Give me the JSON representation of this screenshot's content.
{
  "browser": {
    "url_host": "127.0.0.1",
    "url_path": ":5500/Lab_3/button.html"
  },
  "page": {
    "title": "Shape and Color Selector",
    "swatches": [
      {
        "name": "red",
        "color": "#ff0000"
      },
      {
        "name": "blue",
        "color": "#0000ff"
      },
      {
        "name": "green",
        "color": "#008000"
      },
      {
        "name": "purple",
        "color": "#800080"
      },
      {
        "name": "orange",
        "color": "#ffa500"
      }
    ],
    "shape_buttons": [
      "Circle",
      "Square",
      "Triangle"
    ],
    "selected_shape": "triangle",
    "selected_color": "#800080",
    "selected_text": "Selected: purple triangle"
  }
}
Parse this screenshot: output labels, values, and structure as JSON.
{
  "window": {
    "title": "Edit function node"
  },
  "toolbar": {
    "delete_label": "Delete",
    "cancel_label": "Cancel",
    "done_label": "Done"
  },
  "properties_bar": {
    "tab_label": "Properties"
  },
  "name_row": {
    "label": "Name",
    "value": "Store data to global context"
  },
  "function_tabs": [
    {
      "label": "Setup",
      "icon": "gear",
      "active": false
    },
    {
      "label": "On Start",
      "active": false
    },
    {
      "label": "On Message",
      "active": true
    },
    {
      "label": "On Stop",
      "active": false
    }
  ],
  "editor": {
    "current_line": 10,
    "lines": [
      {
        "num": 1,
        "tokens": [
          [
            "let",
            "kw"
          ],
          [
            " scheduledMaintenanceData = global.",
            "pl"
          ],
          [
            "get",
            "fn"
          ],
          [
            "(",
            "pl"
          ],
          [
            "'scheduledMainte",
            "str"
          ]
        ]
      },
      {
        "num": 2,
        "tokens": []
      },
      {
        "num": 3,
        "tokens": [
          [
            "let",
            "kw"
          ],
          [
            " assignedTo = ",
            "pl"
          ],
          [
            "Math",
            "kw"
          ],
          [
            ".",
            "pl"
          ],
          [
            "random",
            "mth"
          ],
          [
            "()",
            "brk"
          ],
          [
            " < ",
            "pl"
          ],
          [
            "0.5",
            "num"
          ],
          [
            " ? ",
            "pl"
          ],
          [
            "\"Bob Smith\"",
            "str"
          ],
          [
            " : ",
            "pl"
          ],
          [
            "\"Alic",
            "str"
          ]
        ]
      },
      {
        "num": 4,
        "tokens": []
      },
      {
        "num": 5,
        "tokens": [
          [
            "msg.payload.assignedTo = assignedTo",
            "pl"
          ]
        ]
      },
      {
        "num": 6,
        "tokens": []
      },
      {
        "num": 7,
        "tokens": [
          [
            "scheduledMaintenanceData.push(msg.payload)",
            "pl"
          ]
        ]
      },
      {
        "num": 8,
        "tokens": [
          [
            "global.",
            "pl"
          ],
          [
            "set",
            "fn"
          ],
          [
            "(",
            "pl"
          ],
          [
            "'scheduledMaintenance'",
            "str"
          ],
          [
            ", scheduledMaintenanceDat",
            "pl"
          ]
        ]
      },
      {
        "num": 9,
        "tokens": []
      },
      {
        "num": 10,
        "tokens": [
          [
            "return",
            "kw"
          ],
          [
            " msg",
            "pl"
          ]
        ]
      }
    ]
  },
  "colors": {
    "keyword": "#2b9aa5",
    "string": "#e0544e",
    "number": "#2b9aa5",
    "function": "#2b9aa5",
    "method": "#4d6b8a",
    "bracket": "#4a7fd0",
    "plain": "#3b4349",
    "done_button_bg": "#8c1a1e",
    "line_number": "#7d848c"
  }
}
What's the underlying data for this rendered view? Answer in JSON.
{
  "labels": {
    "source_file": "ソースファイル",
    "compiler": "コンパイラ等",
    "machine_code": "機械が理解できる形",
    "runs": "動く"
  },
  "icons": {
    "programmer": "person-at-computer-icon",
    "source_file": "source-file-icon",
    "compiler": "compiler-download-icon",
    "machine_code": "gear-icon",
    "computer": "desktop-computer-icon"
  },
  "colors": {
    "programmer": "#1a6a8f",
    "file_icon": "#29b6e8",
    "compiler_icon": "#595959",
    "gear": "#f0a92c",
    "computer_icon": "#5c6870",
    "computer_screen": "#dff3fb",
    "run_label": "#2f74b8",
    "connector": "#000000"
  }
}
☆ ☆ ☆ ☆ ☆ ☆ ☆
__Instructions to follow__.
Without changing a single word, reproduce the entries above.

__Task output__.
Give me the JSON representation of this screenshot's content.
{
  "browser": {
    "url_host": "127.0.0.1",
    "url_path": ":5500/Lab_3/button.html"
  },
  "page": {
    "title": "Shape and Color Selector",
    "swatches": [
      {
        "name": "red",
        "color": "#ff0000"
      },
      {
        "name": "blue",
        "color": "#0000ff"
      },
      {
        "name": "green",
        "color": "#008000"
      },
      {
        "name": "purple",
        "color": "#800080"
      },
      {
        "name": "orange",
        "color": "#ffa500"
      }
    ],
    "shape_buttons": [
      "Circle",
      "Square",
      "Triangle"
    ],
    "selected_shape": "triangle",
    "selected_color": "#800080",
    "selected_text": "Selected: purple triangle"
  }
}
Parse this screenshot: output labels, values, and structure as JSON.
{
  "window": {
    "title": "Edit function node"
  },
  "toolbar": {
    "delete_label": "Delete",
    "cancel_label": "Cancel",
    "done_label": "Done"
  },
  "properties_bar": {
    "tab_label": "Properties"
  },
  "name_row": {
    "label": "Name",
    "value": "Store data to global context"
  },
  "function_tabs": [
    {
      "label": "Setup",
      "icon": "gear",
      "active": false
    },
    {
      "label": "On Start",
      "active": false
    },
    {
      "label": "On Message",
      "active": true
    },
    {
      "label": "On Stop",
      "active": false
    }
  ],
  "editor": {
    "current_line": 10,
    "lines": [
      {
        "num": 1,
        "tokens": [
          [
            "let",
            "kw"
          ],
          [
            " scheduledMaintenanceData = global.",
            "pl"
          ],
          [
            "get",
            "fn"
          ],
          [
            "(",
            "pl"
          ],
          [
            "'scheduledMainte",
            "str"
          ]
        ]
      },
      {
        "num": 2,
        "tokens": []
      },
      {
        "num": 3,
        "tokens": [
          [
            "let",
            "kw"
          ],
          [
            " assignedTo = ",
            "pl"
          ],
          [
            "Math",
            "kw"
          ],
          [
            ".",
            "pl"
          ],
          [
            "random",
            "mth"
          ],
          [
            "()",
            "brk"
          ],
          [
            " < ",
            "pl"
          ],
          [
            "0.5",
            "num"
          ],
          [
            " ? ",
            "pl"
          ],
          [
            "\"Bob Smith\"",
            "str"
          ],
          [
            " : ",
            "pl"
          ],
          [
            "\"Alic",
            "str"
          ]
        ]
      },
      {
        "num": 4,
        "tokens": []
      },
      {
        "num": 5,
        "tokens": [
          [
            "msg.payload.assignedTo = assignedTo",
            "pl"
          ]
        ]
      },
      {
        "num": 6,
        "tokens": []
      },
      {
        "num": 7,
        "tokens": [
          [
            "scheduledMaintenanceData.push(msg.payload)",
            "pl"
          ]
        ]
      },
      {
        "num": 8,
        "tokens": [
          [
            "global.",
            "pl"
          ],
          [
            "set",
            "fn"
          ],
          [
            "(",
            "pl"
          ],
          [
            "'scheduledMaintenance'",
            "str"
          ],
          [
            ", scheduledMaintenanceDat",
            "pl"
          ]
        ]
      },
      {
        "num": 9,
        "tokens": []
      },
      {
        "num": 10,
        "tokens": [
          [
            "return",
            "kw"
          ],
          [
            " msg",
            "pl"
          ]
        ]
      }
    ]
  },
  "colors": {
    "keyword": "#2b9aa5",
    "string": "#e0544e",
    "number": "#2b9aa5",
    "function": "#2b9aa5",
    "method": "#4d6b8a",
    "bracket": "#4a7fd0",
    "plain": "#3b4349",
    "done_button_bg": "#8c1a1e",
    "line_number": "#7d848c"
  }
}
What's the underlying data for this rendered view? Answer in JSON.
{
  "labels": {
    "source_file": "ソースファイル",
    "compiler": "コンパイラ等",
    "machine_code": "機械が理解できる形",
    "runs": "動く"
  },
  "icons": {
    "programmer": "person-at-computer-icon",
    "source_file": "source-file-icon",
    "compiler": "compiler-download-icon",
    "machine_code": "gear-icon",
    "computer": "desktop-computer-icon"
  },
  "colors": {
    "programmer": "#1a6a8f",
    "file_icon": "#29b6e8",
    "compiler_icon": "#595959",
    "gear": "#f0a92c",
    "computer_icon": "#5c6870",
    "computer_screen": "#dff3fb",
    "run_label": "#2f74b8",
    "connector": "#000000"
  }
}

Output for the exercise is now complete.